We meet the most interesting people and see the most interesting things when we are on the road, and Mike Hull's Viper-powered Challenger is just one example. Full of ingenuity, troubleshooting, and good old-fashioned cubic inches, it connected with us in all the right places. Mike says it drives like a sports car, yet is comfortable enough to pilot on a cross-country voyage. He's also surprised a few exotics in and around his hometown of Salinas, California, and embarrassing a supercar with a piece of vintage Detroit iron is always a good thing.
The donor car's T56 is still in place behind the engine, and it sends power to an 83⁄4 rear with 3.55:1 gears on a Sure Grip differential. Six gears in the transmission and a relatively tall axle ratio means Mike has only used Sixth gear once, and he didn't wish to divulge how fast the car was moving at the time.
Mike is using a stock, unbaffled Challenger gas tank. We asked if he'd experienced any fuel-starvation issues due to slosh in the tank, to which he replied that the stock pickup was close enough to the bottom of the tank that he'd never had a problem. A Mallory pump supplies the fuel, and Mike reports to getting an average of 15 mpg in mixed driving.
Those are stock Viper tubular exhaust manifolds, and they fit neatly within Magnum Force's K-member. To them, Mike attached a 3-inch exhaust system with Flowmaster Super 40 mufflers, which he says quell some of the V10's offbeat Volkswagen-on-steroids exhaust note.
Swapping a V10 into a Challenger isn't too big of a deal, thanks to the parts available from Magnum Force Race Car Fabrication in Campbell, California. The company makes tubular K-members, A-arms, and coilover shock conversions, as well as rear suspension parts, for all Mopars, not just Viper engine swaps. Mike says he worked closely with Magnum Force engineer Jeff Herzog to determine the best placement of the engine. “Jeff experimented with a Viper engine in a Challenger in the stock location [where the V8 would have been], but that was too much weight on the front suspension. So he moved the engine back 2 inches and drove it again.

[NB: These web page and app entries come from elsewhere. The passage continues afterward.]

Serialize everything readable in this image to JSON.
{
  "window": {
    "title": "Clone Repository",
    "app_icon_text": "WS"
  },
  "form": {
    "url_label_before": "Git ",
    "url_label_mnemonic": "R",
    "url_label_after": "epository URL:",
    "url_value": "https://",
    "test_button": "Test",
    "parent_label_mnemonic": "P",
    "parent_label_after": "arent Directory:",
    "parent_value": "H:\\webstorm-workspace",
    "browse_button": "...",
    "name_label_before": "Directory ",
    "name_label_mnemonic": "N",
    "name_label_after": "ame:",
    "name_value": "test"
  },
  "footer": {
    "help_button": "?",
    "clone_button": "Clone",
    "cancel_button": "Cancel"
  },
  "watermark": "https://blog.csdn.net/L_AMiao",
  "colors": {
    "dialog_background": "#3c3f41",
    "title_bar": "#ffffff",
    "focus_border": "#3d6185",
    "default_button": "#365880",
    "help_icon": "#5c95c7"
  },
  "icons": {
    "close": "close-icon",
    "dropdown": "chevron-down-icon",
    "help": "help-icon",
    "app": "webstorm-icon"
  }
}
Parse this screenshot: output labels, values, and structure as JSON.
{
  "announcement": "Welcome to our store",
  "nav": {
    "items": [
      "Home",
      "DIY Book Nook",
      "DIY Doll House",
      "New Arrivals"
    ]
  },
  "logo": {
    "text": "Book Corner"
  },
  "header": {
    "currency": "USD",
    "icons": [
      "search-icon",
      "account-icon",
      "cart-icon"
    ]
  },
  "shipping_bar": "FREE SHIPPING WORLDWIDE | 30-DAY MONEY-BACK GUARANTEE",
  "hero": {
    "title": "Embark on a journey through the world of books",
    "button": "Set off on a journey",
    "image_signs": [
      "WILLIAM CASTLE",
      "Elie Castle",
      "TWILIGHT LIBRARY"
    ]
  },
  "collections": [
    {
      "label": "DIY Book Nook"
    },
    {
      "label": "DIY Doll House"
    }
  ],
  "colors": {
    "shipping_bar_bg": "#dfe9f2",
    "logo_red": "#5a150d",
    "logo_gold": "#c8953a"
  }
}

It handled better, but still not as well as he liked, so he kept moving the engine back. At 6 inches rearward, the car felt good to him,” Mike says. If 6 inches was good, Mike felt maybe 8 inches would be better, so he placed his engine 8 inches rearward from the stock location and says, “The car is amazing! It is a blast to drive!” It's obvious he hit on the right combination of weight distribution and suspension components. Doug Hampton of Salinas, California, sectioned the firewall to clear the engine's massive setback.

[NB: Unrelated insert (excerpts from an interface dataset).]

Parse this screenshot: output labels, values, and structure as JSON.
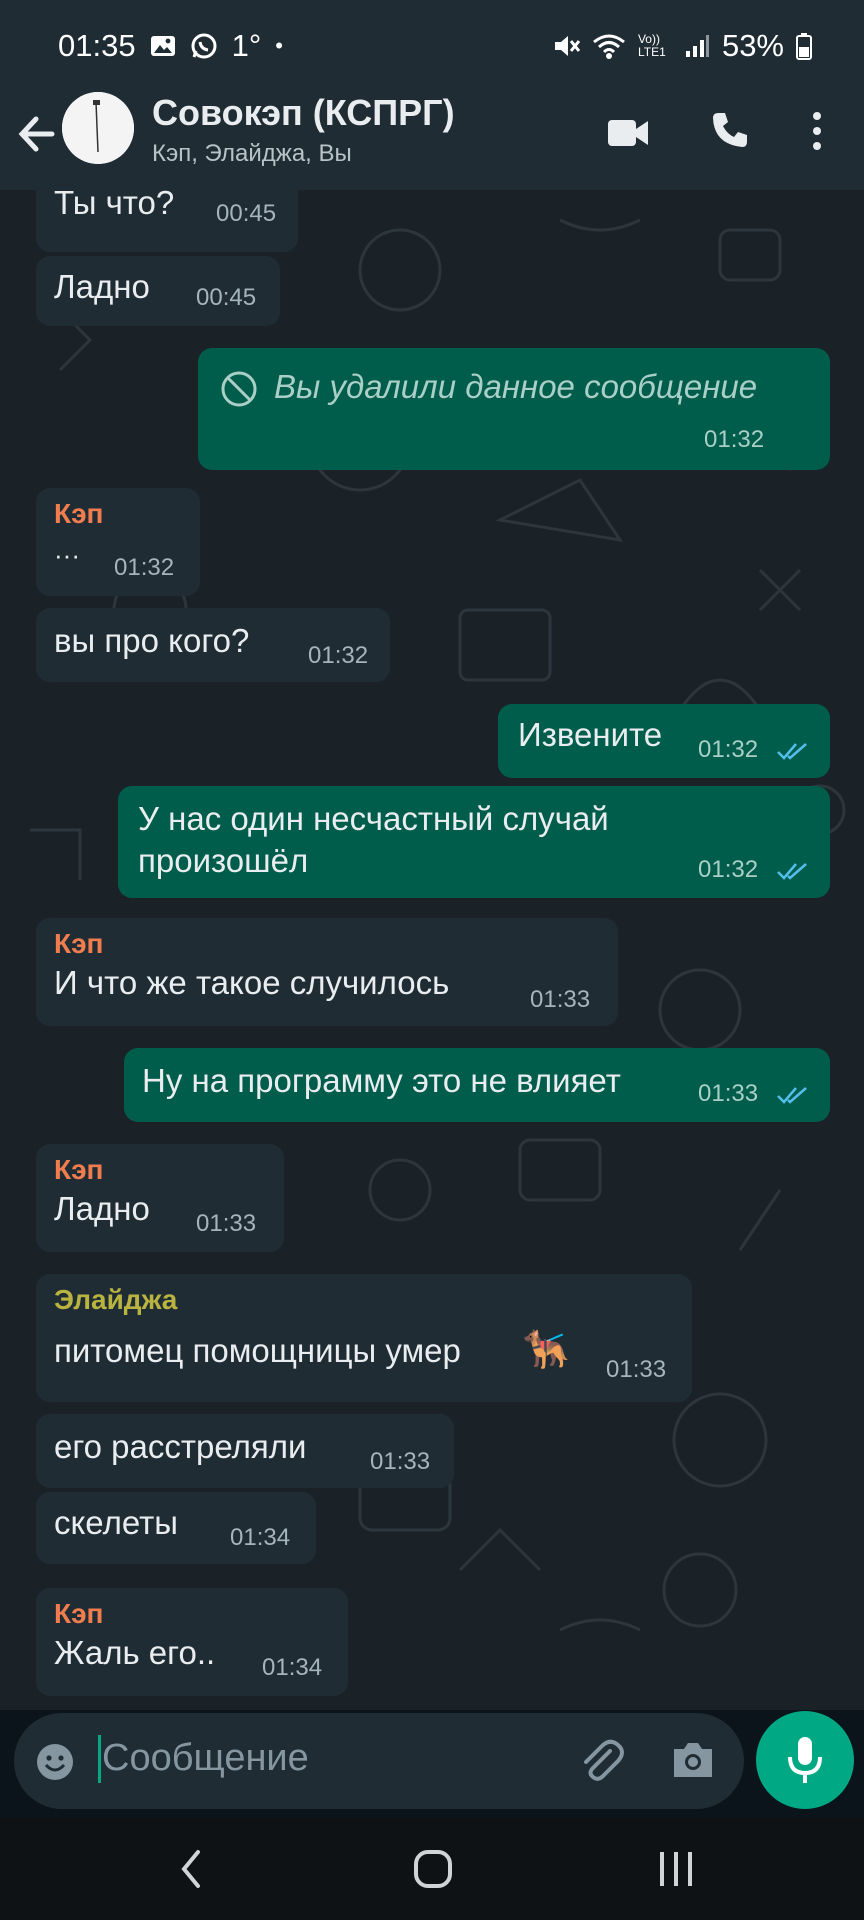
{
  "status_bar": {
    "time": "01:35",
    "temperature": "1°",
    "dot": "•",
    "network_label": "Vo)) LTE1",
    "battery": "53%"
  },
  "header": {
    "title": "Совокэп (КСПРГ)",
    "subtitle": "Кэп, Элайджа, Вы"
  },
  "messages": [
    {
      "dir": "in",
      "text": "Ты что?",
      "time": "00:45"
    },
    {
      "dir": "in",
      "text": "Ладно",
      "time": "00:45"
    },
    {
      "dir": "out",
      "text": "Вы удалили данное сообщение",
      "time": "01:32",
      "deleted": true
    },
    {
      "dir": "in",
      "sender": "Кэп",
      "text": "···",
      "time": "01:32"
    },
    {
      "dir": "in",
      "text": "вы про кого?",
      "time": "01:32"
    },
    {
      "dir": "out",
      "text": "Извените",
      "time": "01:32",
      "read": true
    },
    {
      "dir": "out",
      "text_line1": "У нас один несчастный случай",
      "text_line2": "произошёл",
      "time": "01:32",
      "read": true
    },
    {
      "dir": "in",
      "sender": "Кэп",
      "text": "И что же такое случилось",
      "time": "01:33"
    },
    {
      "dir": "out",
      "text": "Ну на программу это не влияет",
      "time": "01:33",
      "read": true
    },
    {
      "dir": "in",
      "sender": "Кэп",
      "text": "Ладно",
      "time": "01:33"
    },
    {
      "dir": "in",
      "sender": "Элайджа",
      "text": "питомец помощницы умер",
      "emoji": "🐕‍🦺",
      "time": "01:33"
    },
    {
      "dir": "in",
      "text": "его расстреляли",
      "time": "01:33"
    },
    {
      "dir": "in",
      "text": "скелеты",
      "time": "01:34"
    },
    {
      "dir": "in",
      "sender": "Кэп",
      "text": "Жаль его..",
      "time": "01:34"
    }
  ],
  "composer": {
    "placeholder": "Сообщение"
  },
  "colors": {
    "sender_kep": "#f07d4f",
    "sender_elijah": "#b9b33f",
    "accent": "#00a884",
    "incoming_bubble": "#1f2c34",
    "outgoing_bubble": "#005c4b",
    "read_ticks": "#53bdeb"
  },
  "icons": [
    "back-arrow-icon",
    "video-call-icon",
    "phone-icon",
    "more-vert-icon",
    "emoji-icon",
    "attach-icon",
    "camera-icon",
    "mic-icon",
    "deleted-icon",
    "double-tick-icon"
  ]
}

An '04 Dodge Viper gave up its life so Mike could make use of its powertrain. He purchased the engine, T56 transmission, and ECM and wiring from X2 Collision, a wrecking yard in Illinois that specializes in Vipers and Ford GTs. This particular donor vehicle recorded a scant 1,400 miles before its undertalented owner rendered it a total loss. Mike received the drivetrain and wiring on a pallet and began plotting the engine swap in 2012.

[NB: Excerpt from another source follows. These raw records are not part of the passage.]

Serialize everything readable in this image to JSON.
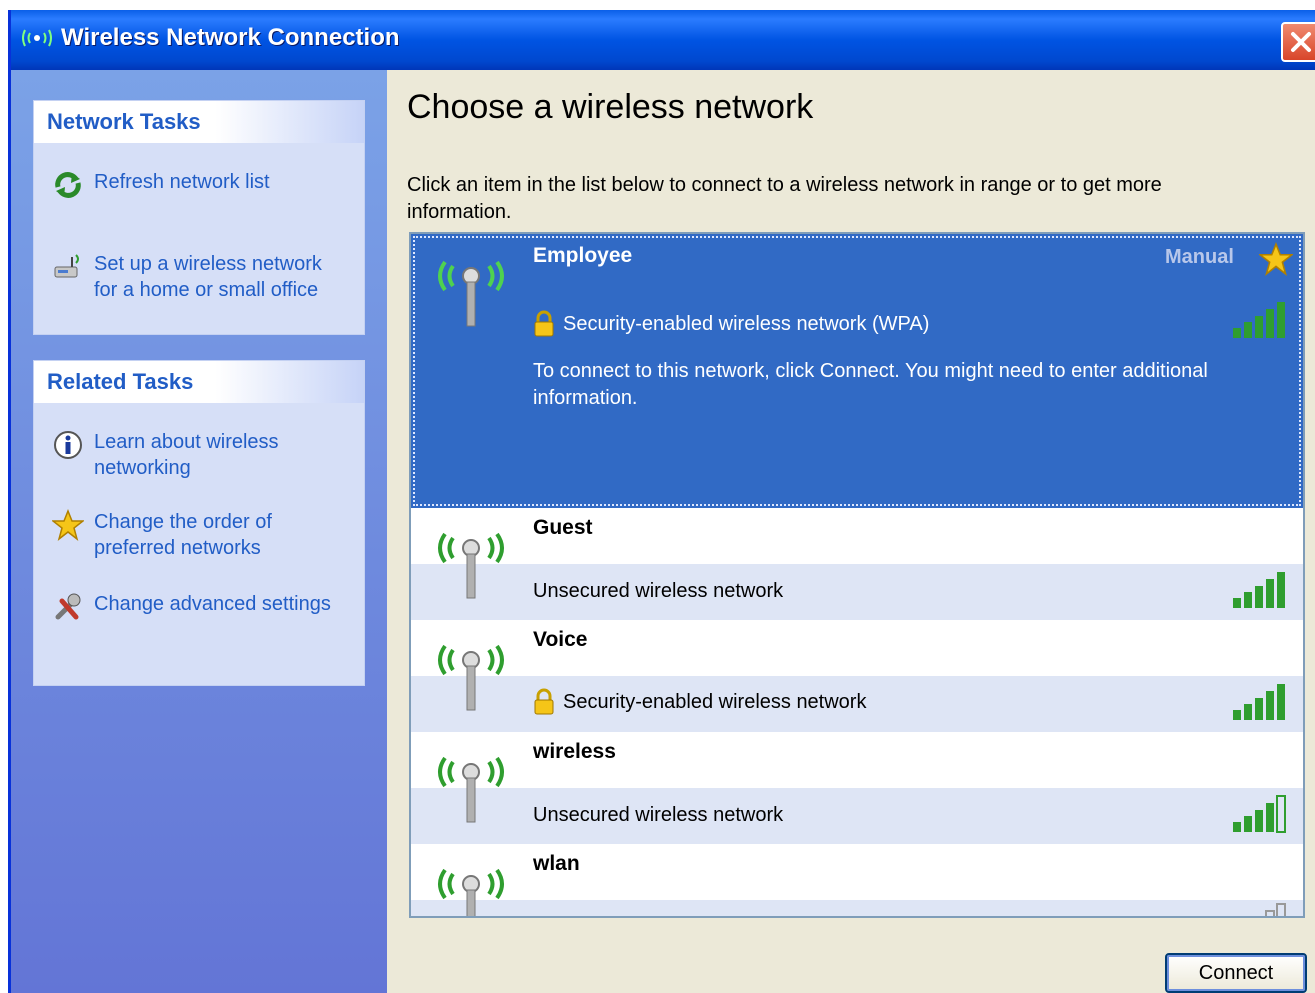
{
  "window": {
    "title": "Wireless Network Connection",
    "icon": "wireless-antenna-icon"
  },
  "sidebar": {
    "network_tasks": {
      "title": "Network Tasks",
      "items": [
        {
          "label": "Refresh network list",
          "icon": "refresh-icon"
        },
        {
          "label": "Set up a wireless network for a home or small office",
          "icon": "setup-wireless-icon"
        }
      ]
    },
    "related_tasks": {
      "title": "Related Tasks",
      "items": [
        {
          "label": "Learn about wireless networking",
          "icon": "info-icon"
        },
        {
          "label": "Change the order of preferred networks",
          "icon": "star-icon"
        },
        {
          "label": "Change advanced settings",
          "icon": "tools-icon"
        }
      ]
    }
  },
  "main": {
    "heading": "Choose a wireless network",
    "instruction": "Click an item in the list below to connect to a wireless network in range or to get more information.",
    "networks": [
      {
        "name": "Employee",
        "badge": "Manual",
        "security": "Security-enabled wireless network (WPA)",
        "info": "To connect to this network, click Connect. You might need to enter additional information.",
        "secured": true,
        "selected": true,
        "signal_bars": 5
      },
      {
        "name": "Guest",
        "security": "Unsecured wireless network",
        "secured": false,
        "signal_bars": 5
      },
      {
        "name": "Voice",
        "security": "Security-enabled wireless network",
        "secured": true,
        "signal_bars": 5
      },
      {
        "name": "wireless",
        "security": "Unsecured wireless network",
        "secured": false,
        "signal_bars": 4
      },
      {
        "name": "wlan",
        "security": "",
        "secured": false,
        "signal_bars": 1
      }
    ],
    "connect_label": "Connect"
  },
  "colors": {
    "titlebar": "#0054e3",
    "sidebar": "#6f8ddf",
    "selection": "#316ac5",
    "task_link": "#215dc6",
    "signal_green": "#2f9e2f"
  }
}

Other Swap Parts
AFCO coilover shocks replace the stock torsion bars. Mike also purchased an AFCO radiator and oil cooler in the configuration that best fit the plumbing needs dictated by the engine. The Wilwood master cylinder is bolted to a dual-diaphragm booster from a newer Chrysler, but Mike couldn't remember the exact application. The stock Viper clutch master cylinder was bolted to the firewall below the brake master—the exact position was determined by lining up the pushrod with the clutch pedal. Mike reinforced the firewall in that area to prevent flexing.
Mike purchased this '70 Challenger less than three years ago, and looking at the before pictures he sent us, it's impressive he got it on the road in such a short amount of time. The color is Midnight Stars, a Du Pont Hot Hues color, and other custom touches include '08 Challenger taillights and front seats, and a center console out of a Ford Fusion.
ECM and Wiring
The computer and harness Mike received from the donor car were not very helpful in terms of unneeded connections and overall complexity. The best alternative came from the Mopar Performance catalog: and ECM and wiring harness for Viper engines in non-Viper vehicles. Part P5155254AB is the ECM, which is tuneable via Diablosport software, and P5007142 is the engine harness. We suspect that Dodge's participation in NHRA Stock and Super Stock racing with the Drag Pak Challenger program is to thank for the availability of these parts, and you can get them at your local dealership or from Mopar.com.